Discipline of Teams: A Mindbook-Workbook for Delivering Small Group Performance
by J. R. Katzenbach, Douglas K. Smith
Who Should Read This Book
Why You Should Read This Book
The Discipline of Teams provides all the tools, frameworks and exercises you need to achieve performance in small groups, whether at the top, middle or front lines of your organization. It updates The Wisdom of Teams in explaining:
What You'll Learn
The Discipline of Teams helps small groups implement the disciplines, frameworks, tools, and techniques that enable performance. With detailed guidance and dozens of indispensable exercises, they present a regimen proven to improve performance and help groups adhere to the Six Basic Principles of Team Discipline:
Keep team membership small
Ensure that members have complementary skills
Develop a common purpose
Set common goals
Establish a commonly agreed upon working approach
Integrate mutual and individual accountability
The Discipline of Teams is an indispensable resource for any small group in any organization that wants to raise the bar by setting and achieving more ambitious performance goals again and again.
"Katzenbach and Smith's work on teams over the past fifteen years has been called 'essential', 'path breaking', and 'the best ever' by Business Week, The Harvard Business Review, the Wall Street Journal, the New York Times, the Washington Post, The Financial Times, Fast Company, Leader to Leader, and other publications around the world.
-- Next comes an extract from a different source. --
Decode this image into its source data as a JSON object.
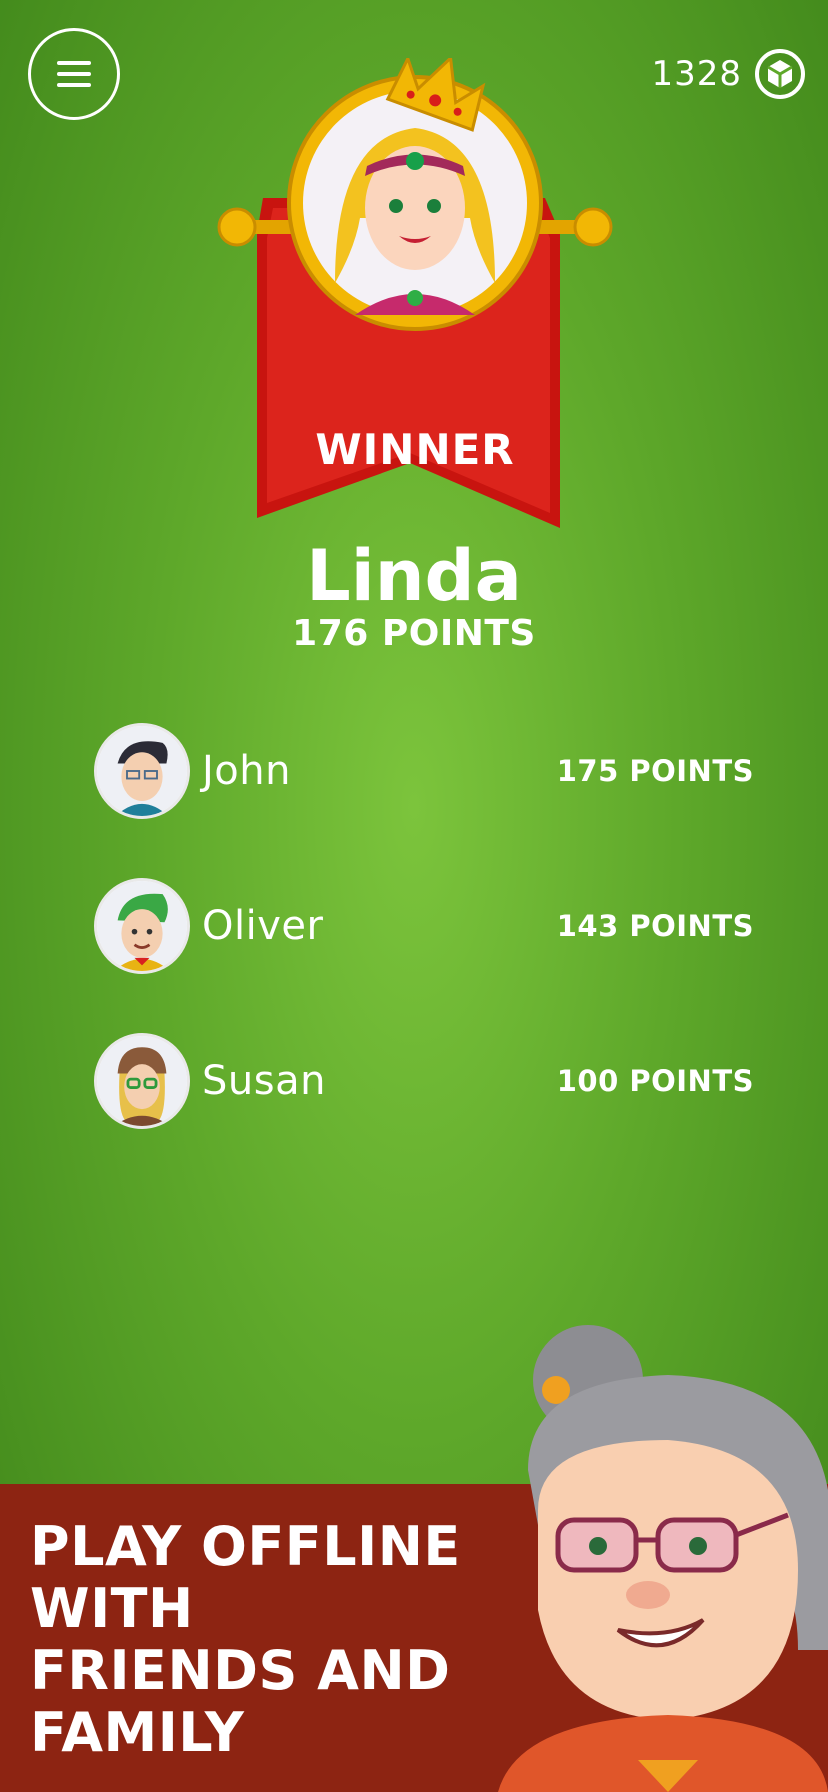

Millions of people from the executive suite to the front lines in tens of thousands of teams have applied Katzenbach and Smith's disciplines to deliver performance and change that matters to their organizations, customers, shareholders, funders and themselves."
reviewer: Donald Mitchell, Boston
A team makes sense when you need to accomplish something more than what individual performances will give you. A good example comes in new product development. Each specialist can do a good job, and the project can easily be a bust. By thinking together, potential failure can become success by tweaking each perspective in new ways. The authors also point out that many times goals are set that sound like individual performance, but better goals would set directions requiring a team.
An effective team needs to have:
(1) an understandable charter
(2) communicate and coordinate effectively
(3) have clear roles and responsibilities for individuals
(4) use time-efficient processes and
(5) have a sense of accountability.
"Whenever a small group can deliver performance through the combined sum of individual contributions, then the single-leader discipline is the most effective choice."
The book provides many ways to make both teams and single-leader groups work better. In fact, it focuses on those areas that are most likely to cause problems, like poorly defined goals, keeping the size of the group as small as possible, not having the skills needed, time pressures, and using the wrong leadership discipline). I also liked the fact that the book looked at the question of when you should fold a team.
The authors clearly understand a great deal about making teams more effective, and anyone can learn from this book. I think those who liked The Wisdom of Teams will find it to be a useful refresher with some valuable new material.
The book contains many exercises and workbook questions that I happily endorse. They make the book much more practical and useful. If you just did the exercises and the workbook questions, this would be a five star book. The explanations are just icing on the cake.
After you have finished this book, I also suggest you think about whether you have set the right priorities in your organization. Realizing that you can only do a few things at once, what should they be? Be sure to give yourself a chance to pick tasks that will benefit from teams.
Find ways to make human cooperation more beneficial . . . for that's our strength!"
Books by Douglas K. Smith